Your loved one, the patient, can get lost in the medical treatment shuffle. By that I mean your diagnostic tests, treatment and diseased organ system seemingly hold greater importance than you do as a patient, with emotions, needs, uniqueness, individuality and gets lost in the treatment protocols.
This has nothing to do with dedication, it's the way doctors, nurses and other health care professionals are trained. Don't take it personally. Your hospital staff, I imagine are very hard working and dedicated to helping you. The challenge is their training focuses primarily on the treatment rather than the specific needs of any given patient.
One of the best things you can do is to help your loved one get discharged from the hospital as quickly as possible. So how can you help your loved one get well?
1. Stay informed. With the patient's permission, ask the doctors questions about the patient's conditions. Write the questions, so you won't forget. Become the designate patient advocate.

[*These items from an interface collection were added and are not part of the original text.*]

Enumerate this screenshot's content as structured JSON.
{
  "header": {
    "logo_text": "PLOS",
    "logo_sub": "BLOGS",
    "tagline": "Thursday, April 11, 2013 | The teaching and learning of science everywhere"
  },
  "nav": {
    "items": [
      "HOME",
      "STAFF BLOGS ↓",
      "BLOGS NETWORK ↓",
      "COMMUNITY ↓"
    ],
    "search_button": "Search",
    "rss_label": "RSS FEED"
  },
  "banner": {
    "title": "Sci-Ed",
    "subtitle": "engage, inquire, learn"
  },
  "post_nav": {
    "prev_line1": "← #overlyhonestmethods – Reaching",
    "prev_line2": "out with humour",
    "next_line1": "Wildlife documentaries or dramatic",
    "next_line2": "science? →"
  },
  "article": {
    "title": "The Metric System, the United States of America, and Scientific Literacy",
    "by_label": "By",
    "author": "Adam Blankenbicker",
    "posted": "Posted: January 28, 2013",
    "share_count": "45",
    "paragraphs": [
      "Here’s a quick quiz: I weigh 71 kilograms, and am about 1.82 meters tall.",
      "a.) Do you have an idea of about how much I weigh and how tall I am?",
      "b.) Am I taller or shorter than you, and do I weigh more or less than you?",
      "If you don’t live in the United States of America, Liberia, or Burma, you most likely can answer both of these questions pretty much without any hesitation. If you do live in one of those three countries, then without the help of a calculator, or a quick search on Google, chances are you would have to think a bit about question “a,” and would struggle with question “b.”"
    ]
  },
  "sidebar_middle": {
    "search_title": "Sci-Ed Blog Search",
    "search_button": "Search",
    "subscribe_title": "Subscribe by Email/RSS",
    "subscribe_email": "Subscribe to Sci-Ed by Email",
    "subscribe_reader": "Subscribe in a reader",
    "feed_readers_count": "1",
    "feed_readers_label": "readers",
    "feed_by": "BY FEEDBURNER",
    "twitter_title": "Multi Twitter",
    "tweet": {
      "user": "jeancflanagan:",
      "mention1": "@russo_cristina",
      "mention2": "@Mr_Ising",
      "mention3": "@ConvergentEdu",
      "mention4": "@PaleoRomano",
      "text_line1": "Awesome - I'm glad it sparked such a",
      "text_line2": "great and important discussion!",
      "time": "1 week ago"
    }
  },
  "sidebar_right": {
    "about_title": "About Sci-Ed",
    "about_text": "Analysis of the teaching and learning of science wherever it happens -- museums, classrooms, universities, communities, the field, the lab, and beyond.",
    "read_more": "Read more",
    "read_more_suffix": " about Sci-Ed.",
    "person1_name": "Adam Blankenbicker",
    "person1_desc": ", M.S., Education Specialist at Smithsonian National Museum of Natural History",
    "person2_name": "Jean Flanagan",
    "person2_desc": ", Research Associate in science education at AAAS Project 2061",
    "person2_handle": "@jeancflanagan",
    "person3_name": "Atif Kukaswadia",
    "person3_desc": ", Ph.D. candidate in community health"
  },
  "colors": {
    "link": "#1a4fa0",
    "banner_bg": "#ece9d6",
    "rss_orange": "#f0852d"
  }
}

3. Encourage your sick loved one to watch television selectively with getting well in mind. Don't watch the news or violent, depressing programs. Periods. Watching violence and fear inducing programs can be stressful and raise your stress hormone levels, which in turn slows down the healing process.
In contrast, watching uplifting and inspiring programs, especially comedies and educational programs can lower your stress and help you to get well faster.
4. Encourage the patient to to share her or his thoughts with a kind-hearted person, a good listening ear. It doesn't matter if it is you or someone else. And if there's no one available, encourage them to write about their deep, unexpressed emotions. Medical studies have found that honest expression is a great way to help the body to get well. Writing helps to strengthen the immune system and other bodily functions.
5. Encourage optimism. Medical research demonstrates that optimists are healthier and recover faster than pessimists. Every crisis and illness can be viewed as an opportunity.
6. Find ways to relax. Most illnesses are supported by high levels of stress hormones, so when they are lowered through various means of relaxation, the body has the opportunity to recuperate and heal.
Isn't it great to learn there's a lot you can do to help your sick loved one?
Yours in Good Health,
Elaine R. Ferguson, MD